HSBC “in the future” campaign

Student Work

Part of HSBC’s ongoing worldwide campaign entitled “in the future” — advertising by JTW London

In 2011, HSBC created a worldwide campaign entitled “In the Future”. It is composed of diverse picture-and-text posters, laid out to remind us of a magazine cover and, according to the advertisement agency JWT of London, to start “a meaningful conversation with the audience”. 

The advertisements are massively present in some designated areas of urban centers; I personally encountered them in the Charles de Gaulle airport in Paris. A series of large posters were displayed in the runway. Their size (at least 1×1,5m) made them impossible to miss. Because they are in such a narrow corridor with no other visual distraction, even when not looking at them our brain certainly registers the message (see picture below).

The choice of an airport is not arbitrary: first of all, the population targeted by the advertisement is one that can afford to fly. It is fair to say that those who flight most often earn the higher incomes, or have a job that requires them to take trips frequently –businessmen. I believe that these people are the natural aim for most investment banks. Secondly, airports tend to make people nervous: fear of flying, worried about missing their flight, anxious about luggage issues, etc. Because of this state of mind, it is easy to drive people into behaviors that would not occur in a different context; in the end, more influenceable. Finally, aside from business activities, airports may also be the beginning or the finishing point of a vacation. Holidays, because they are associated with leisure, relaxation, “letting go”, also create a different psychological atmosphere favorable to the transmission of advertising messages.
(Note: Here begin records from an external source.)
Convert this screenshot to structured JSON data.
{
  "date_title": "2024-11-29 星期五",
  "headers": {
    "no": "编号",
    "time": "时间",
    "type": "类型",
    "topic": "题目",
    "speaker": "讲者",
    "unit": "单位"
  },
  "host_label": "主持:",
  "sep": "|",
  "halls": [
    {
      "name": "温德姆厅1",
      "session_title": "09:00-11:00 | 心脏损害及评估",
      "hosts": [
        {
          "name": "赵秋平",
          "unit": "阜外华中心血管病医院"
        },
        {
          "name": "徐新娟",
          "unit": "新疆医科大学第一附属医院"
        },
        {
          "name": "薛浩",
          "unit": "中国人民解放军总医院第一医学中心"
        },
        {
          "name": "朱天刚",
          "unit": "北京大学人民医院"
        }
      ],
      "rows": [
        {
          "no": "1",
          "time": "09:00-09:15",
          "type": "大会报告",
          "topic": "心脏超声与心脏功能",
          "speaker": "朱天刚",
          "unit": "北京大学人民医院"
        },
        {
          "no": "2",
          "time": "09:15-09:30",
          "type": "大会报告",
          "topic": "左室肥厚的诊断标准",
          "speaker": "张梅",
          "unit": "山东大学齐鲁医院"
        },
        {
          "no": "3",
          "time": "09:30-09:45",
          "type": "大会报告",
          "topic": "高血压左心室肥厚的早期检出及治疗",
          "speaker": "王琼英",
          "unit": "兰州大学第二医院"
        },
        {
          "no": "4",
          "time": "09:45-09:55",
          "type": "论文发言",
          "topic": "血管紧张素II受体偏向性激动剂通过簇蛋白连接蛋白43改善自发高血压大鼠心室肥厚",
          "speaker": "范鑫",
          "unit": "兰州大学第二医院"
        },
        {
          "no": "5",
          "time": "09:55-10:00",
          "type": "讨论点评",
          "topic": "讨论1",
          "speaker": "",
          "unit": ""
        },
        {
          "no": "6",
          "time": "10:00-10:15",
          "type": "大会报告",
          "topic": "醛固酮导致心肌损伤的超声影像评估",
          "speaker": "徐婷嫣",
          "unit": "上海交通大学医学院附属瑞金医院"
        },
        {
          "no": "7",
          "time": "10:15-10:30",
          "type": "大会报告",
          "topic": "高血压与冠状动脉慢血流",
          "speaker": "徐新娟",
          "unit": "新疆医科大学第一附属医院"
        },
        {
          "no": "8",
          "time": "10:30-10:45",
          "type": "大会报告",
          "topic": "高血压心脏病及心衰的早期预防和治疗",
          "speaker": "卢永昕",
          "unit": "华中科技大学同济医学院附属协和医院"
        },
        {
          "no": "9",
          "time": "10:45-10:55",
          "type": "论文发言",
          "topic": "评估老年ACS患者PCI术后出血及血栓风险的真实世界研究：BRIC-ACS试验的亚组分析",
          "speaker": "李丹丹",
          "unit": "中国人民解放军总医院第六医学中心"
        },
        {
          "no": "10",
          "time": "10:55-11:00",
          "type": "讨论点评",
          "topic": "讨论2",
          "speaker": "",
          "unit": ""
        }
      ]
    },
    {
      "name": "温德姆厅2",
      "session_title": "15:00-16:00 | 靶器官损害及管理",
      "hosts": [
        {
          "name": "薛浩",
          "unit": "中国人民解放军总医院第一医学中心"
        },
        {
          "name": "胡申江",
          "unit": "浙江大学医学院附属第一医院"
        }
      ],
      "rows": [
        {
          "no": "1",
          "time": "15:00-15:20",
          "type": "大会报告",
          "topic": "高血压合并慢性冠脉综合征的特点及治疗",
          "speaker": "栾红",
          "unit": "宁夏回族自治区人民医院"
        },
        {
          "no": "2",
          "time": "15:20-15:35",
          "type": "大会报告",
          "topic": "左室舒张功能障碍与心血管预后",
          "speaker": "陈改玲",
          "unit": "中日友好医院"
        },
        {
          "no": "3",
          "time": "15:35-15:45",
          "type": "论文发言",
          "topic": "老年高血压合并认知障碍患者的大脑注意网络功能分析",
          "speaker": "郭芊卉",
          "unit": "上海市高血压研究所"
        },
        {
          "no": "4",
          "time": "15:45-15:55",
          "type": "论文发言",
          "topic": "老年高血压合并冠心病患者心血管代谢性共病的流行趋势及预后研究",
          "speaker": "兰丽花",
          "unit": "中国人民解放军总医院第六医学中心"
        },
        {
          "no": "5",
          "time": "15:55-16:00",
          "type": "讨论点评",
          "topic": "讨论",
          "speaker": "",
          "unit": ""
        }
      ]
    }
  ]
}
Moving on to the content of the campaign, one has to dissect it for what it means, and then put it in relation with the company that it is supposed to represent. In the picture chosen for analysis, the line says: “In the future, salt water will quench our thirst”. The emotions conveyed are a drive to go forward, and an optimism towards the way we can use the Earth’s resources to fulfill our needs. While many environmental campaigns make us aware of the necessity to preserve, conserve, limit our consumption, the message here is that we can succeed at any cost.

The image itself reveals this outlook: a big wave of water is being contained –mastered by us humans– into… a plastic bottle? In my opinion, there is a massive difference between the future envisioned by HSBC and the one being depicted by proponents of sustainability. In 1986, an environmentalist from New York coined the term “green washing” to denounce the deceptive use of environmental-friendly image that some companies tried to give to themselves. Their desire to change our perception would translate into large budgets, while much smaller amounts were directed towards creating environmentally-sound products and practices. This seems like a valid way to understand this campaign.

More images from the campaign:HSBC